● EXERCISE GOAL: Only lines holding the word "name" are wanted from the records; copy all of them.

● RECORDS TO USE:

****************************************

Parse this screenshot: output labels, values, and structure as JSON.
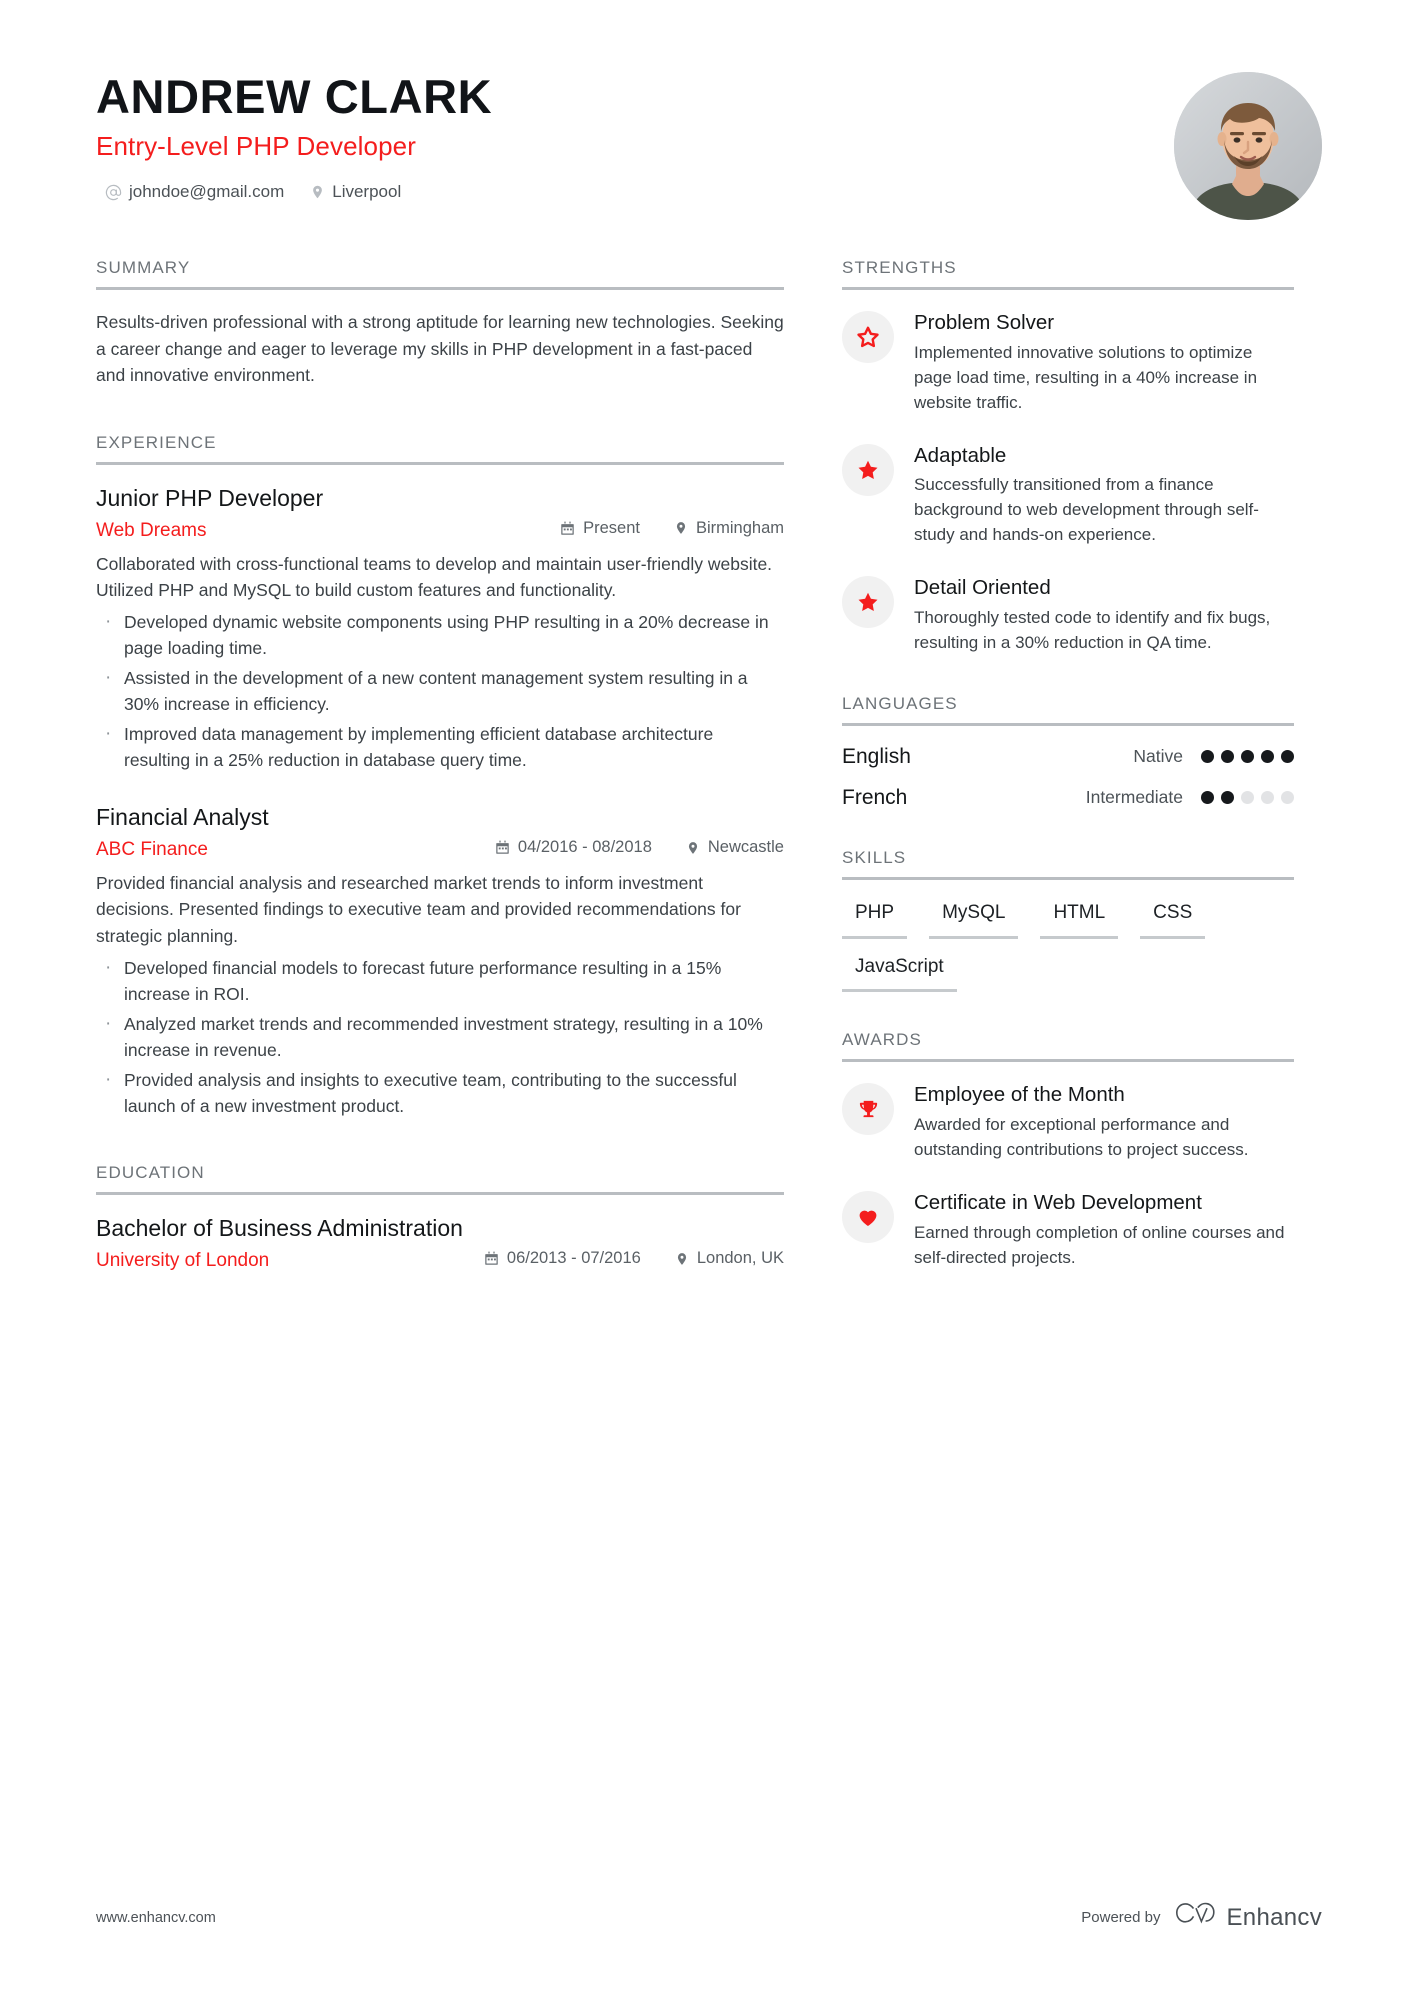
{
  "header": {
    "name": "ANDREW CLARK",
    "title": "Entry-Level PHP Developer",
    "email": "johndoe@gmail.com",
    "location": "Liverpool",
    "email_icon": "at-sign-icon",
    "location_icon": "map-pin-icon",
    "avatar_alt": "profile-photo"
  },
  "sections": {
    "summary_title": "SUMMARY",
    "experience_title": "EXPERIENCE",
    "education_title": "EDUCATION",
    "strengths_title": "STRENGTHS",
    "languages_title": "LANGUAGES",
    "skills_title": "SKILLS",
    "awards_title": "AWARDS"
  },
  "summary": {
    "text": "Results-driven professional with a strong aptitude for learning new technologies. Seeking a career change and eager to leverage my skills in PHP development in a fast-paced and innovative environment."
  },
  "experience": [
    {
      "title": "Junior PHP Developer",
      "organization": "Web Dreams",
      "dates": "Present",
      "location": "Birmingham",
      "description": "Collaborated with cross-functional teams to develop and maintain user-friendly website. Utilized PHP and MySQL to build custom features and functionality.",
      "bullets": [
        "Developed dynamic website components using PHP resulting in a 20% decrease in page loading time.",
        "Assisted in the development of a new content management system resulting in a 30% increase in efficiency.",
        "Improved data management by implementing efficient database architecture resulting in a 25% reduction in database query time."
      ]
    },
    {
      "title": "Financial Analyst",
      "organization": "ABC Finance",
      "dates": "04/2016 - 08/2018",
      "location": "Newcastle",
      "description": "Provided financial analysis and researched market trends to inform investment decisions. Presented findings to executive team and provided recommendations for strategic planning.",
      "bullets": [
        "Developed financial models to forecast future performance resulting in a 15% increase in ROI.",
        "Analyzed market trends and recommended investment strategy, resulting in a 10% increase in revenue.",
        "Provided analysis and insights to executive team, contributing to the successful launch of a new investment product."
      ]
    }
  ],
  "education": [
    {
      "title": "Bachelor of Business Administration",
      "organization": "University of London",
      "dates": "06/2013 - 07/2016",
      "location": "London, UK"
    }
  ],
  "strengths": [
    {
      "icon": "star-outline-icon",
      "title": "Problem Solver",
      "description": "Implemented innovative solutions to optimize page load time, resulting in a 40% increase in website traffic."
    },
    {
      "icon": "star-filled-icon",
      "title": "Adaptable",
      "description": "Successfully transitioned from a finance background to web development through self-study and hands-on experience."
    },
    {
      "icon": "star-filled-icon",
      "title": "Detail Oriented",
      "description": "Thoroughly tested code to identify and fix bugs, resulting in a 30% reduction in QA time."
    }
  ],
  "languages": [
    {
      "name": "English",
      "level": "Native",
      "filled": 5,
      "total": 5
    },
    {
      "name": "French",
      "level": "Intermediate",
      "filled": 2,
      "total": 5
    }
  ],
  "skills": [
    "PHP",
    "MySQL",
    "HTML",
    "CSS",
    "JavaScript"
  ],
  "awards": [
    {
      "icon": "trophy-icon",
      "title": "Employee of the Month",
      "description": "Awarded for exceptional performance and outstanding contributions to project success."
    },
    {
      "icon": "heart-icon",
      "title": "Certificate in Web Development",
      "description": "Earned through completion of online courses and self-directed projects."
    }
  ],
  "footer": {
    "url": "www.enhancv.com",
    "powered_by": "Powered by",
    "brand": "Enhancv",
    "brand_icon": "enhancv-logo-icon"
  },
  "colors": {
    "accent": "#f41d1d",
    "heading": "#6d7378",
    "text": "#3c4247",
    "rule": "#b9bdc1"
  }
}
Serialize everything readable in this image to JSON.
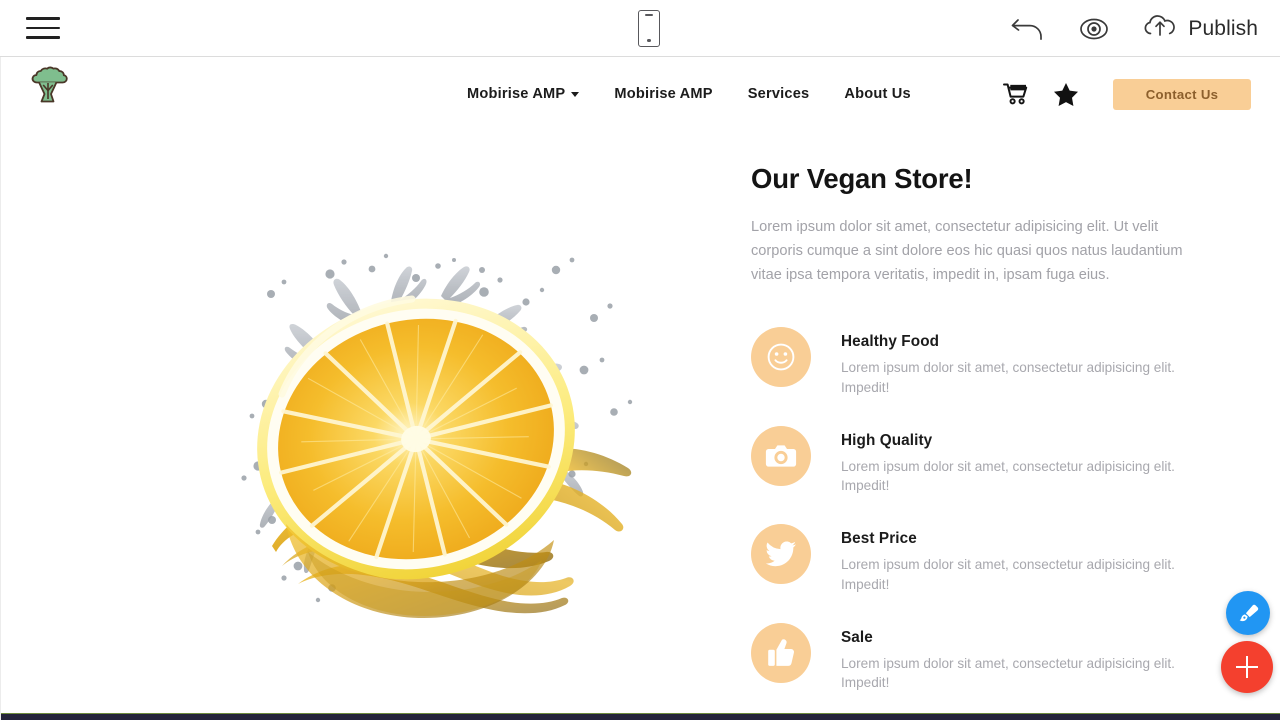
{
  "editor": {
    "menu_icon": "hamburger-menu-icon",
    "device_preview_icon": "mobile-device-icon",
    "undo_icon": "undo-arrow-icon",
    "preview_icon": "eye-preview-icon",
    "publish_icon": "cloud-upload-icon",
    "publish_label": "Publish"
  },
  "site": {
    "logo_icon": "broccoli-logo-icon",
    "nav": {
      "items": [
        {
          "label": "Mobirise AMP",
          "has_dropdown": true
        },
        {
          "label": "Mobirise AMP",
          "has_dropdown": false
        },
        {
          "label": "Services",
          "has_dropdown": false
        },
        {
          "label": "About Us",
          "has_dropdown": false
        }
      ],
      "cart_icon": "shopping-cart-icon",
      "star_icon": "star-icon",
      "contact_label": "Contact Us"
    },
    "hero": {
      "title": "Our Vegan Store!",
      "description": "Lorem ipsum dolor sit amet, consectetur adipisicing elit. Ut velit corporis cumque a sint dolore eos hic quasi quos natus laudantium vitae ipsa tempora veritatis, impedit in, ipsam fuga eius.",
      "image_alt": "lemon-slice-water-splash"
    },
    "features": [
      {
        "icon": "smiley-face-icon",
        "title": "Healthy Food",
        "description": "Lorem ipsum dolor sit amet, consectetur adipisicing elit. Impedit!"
      },
      {
        "icon": "camera-icon",
        "title": "High Quality",
        "description": "Lorem ipsum dolor sit amet, consectetur adipisicing elit. Impedit!"
      },
      {
        "icon": "twitter-bird-icon",
        "title": "Best Price",
        "description": "Lorem ipsum dolor sit amet, consectetur adipisicing elit. Impedit!"
      },
      {
        "icon": "thumbs-up-icon",
        "title": "Sale",
        "description": "Lorem ipsum dolor sit amet, consectetur adipisicing elit. Impedit!"
      }
    ]
  },
  "fabs": {
    "brush_icon": "paintbrush-icon",
    "add_icon": "plus-icon"
  },
  "colors": {
    "accent_peach": "#F9CE96",
    "accent_peach_text": "#8C5F2C",
    "logo_green": "#7FBE8E",
    "logo_outline": "#4A3728",
    "fab_blue": "#2196F3",
    "fab_red": "#F4402E",
    "heading": "#141414",
    "muted_text": "#A2A2A8",
    "bottom_strip": "#24243A",
    "green_rule": "#6E8B3D"
  }
}
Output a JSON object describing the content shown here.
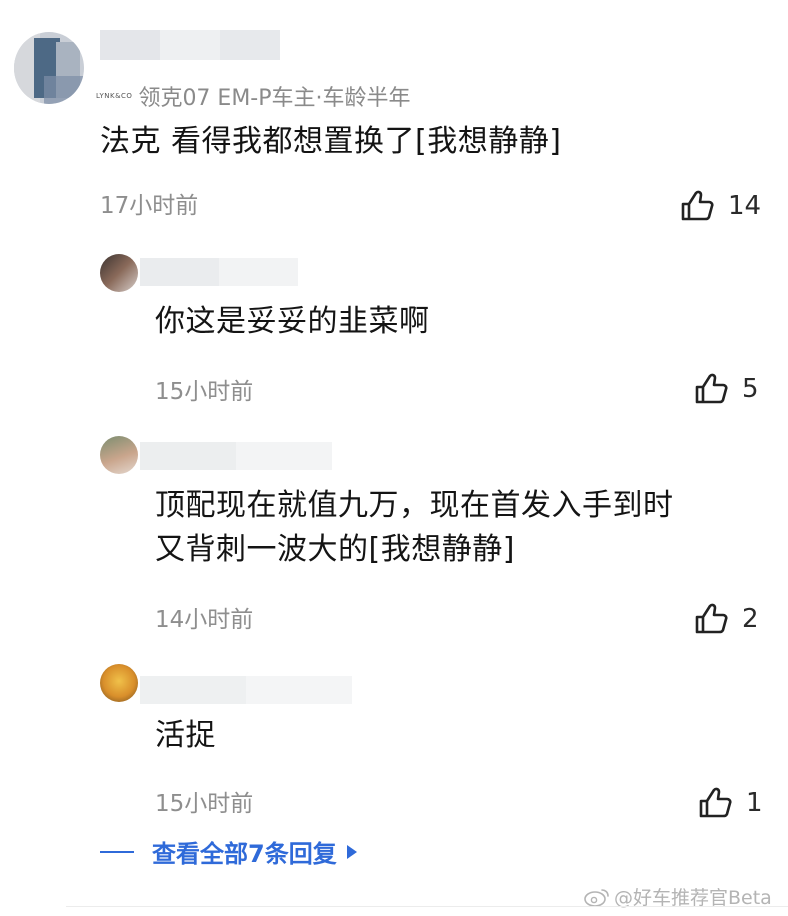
{
  "main_comment": {
    "badge_text": "LYNK&CO",
    "user_meta": "领克07 EM-P车主·车龄半年",
    "content": "法克 看得我都想置换了[我想静静]",
    "time": "17小时前",
    "likes": "14"
  },
  "replies": [
    {
      "content_lines": [
        "你这是妥妥的韭菜啊"
      ],
      "time": "15小时前",
      "likes": "5"
    },
    {
      "content_lines": [
        "顶配现在就值九万，现在首发入手到时",
        "又背刺一波大的[我想静静]"
      ],
      "time": "14小时前",
      "likes": "2"
    },
    {
      "content_lines": [
        "活捉"
      ],
      "time": "15小时前",
      "likes": "1"
    }
  ],
  "view_all_label": "查看全部7条回复",
  "watermark": "@好车推荐官Beta",
  "colors": {
    "link": "#2f6ad9",
    "meta": "#8a8a8a",
    "text": "#141414"
  },
  "icons": [
    "thumbs-up-icon",
    "triangle-right-icon",
    "weibo-icon"
  ]
}
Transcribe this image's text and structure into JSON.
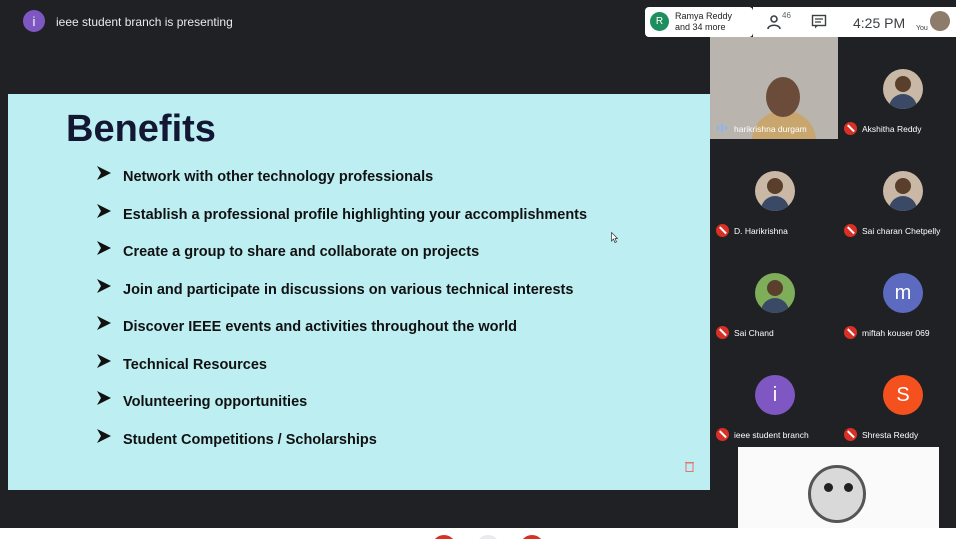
{
  "topbar": {
    "presenter_initial": "i",
    "presenting_text": "ieee student branch is presenting",
    "people_chip": {
      "initial": "R",
      "line1": "Ramya Reddy",
      "line2": "and 34 more"
    },
    "participant_count": "46",
    "time": "4:25 PM",
    "you_label": "You"
  },
  "slide": {
    "title": "Benefits",
    "bullets": [
      "Network with other technology professionals",
      "Establish a professional profile highlighting your accomplishments",
      "Create a group to share and collaborate on projects",
      "Join and participate in discussions on various technical interests",
      "Discover IEEE events and activities throughout the world",
      "Technical Resources",
      "Volunteering opportunities",
      "Student Competitions / Scholarships"
    ]
  },
  "participants": {
    "active": "harikrishna durgam",
    "tiles": [
      {
        "name": "Akshitha Reddy",
        "avatar": "photo"
      },
      {
        "name": "D. Harikrishna",
        "avatar": "photo"
      },
      {
        "name": "Sai charan Chetpelly",
        "avatar": "photo"
      },
      {
        "name": "Sai Chand",
        "avatar": "photo"
      },
      {
        "name": "miftah kouser 069",
        "initial": "m",
        "color": "#5c6bc0"
      },
      {
        "name": "ieee student branch",
        "initial": "i",
        "color": "#7e57c2"
      },
      {
        "name": "Shresta Reddy",
        "initial": "S",
        "color": "#f4511e"
      }
    ]
  },
  "colors": {
    "slide_bg": "#bdeef1",
    "title": "#131733",
    "mic_off": "#d93025"
  }
}
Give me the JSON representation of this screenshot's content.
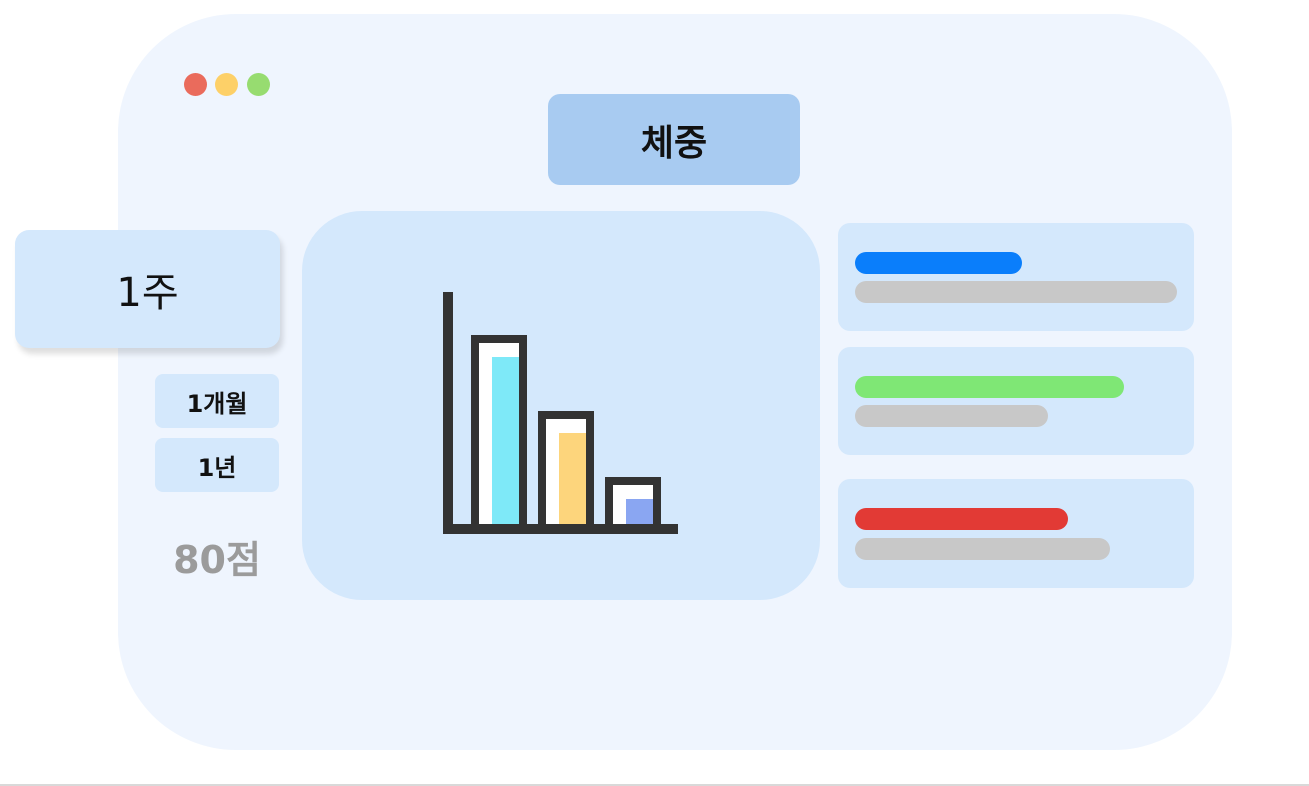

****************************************

● TASK SOLUTION:
    "name": "ANDREW CLARK",
      "name": "English",
      "name": "French",
        "name": "Akshitha Reddy",
        "name": "D. Harikrishna",
        "name": "Sai charan Chetpelly",
        "name": "Sai Chand",
        "name": "miftah kouser 069",
        "name": "ieee student branch",
        "name": "Shresta Reddy",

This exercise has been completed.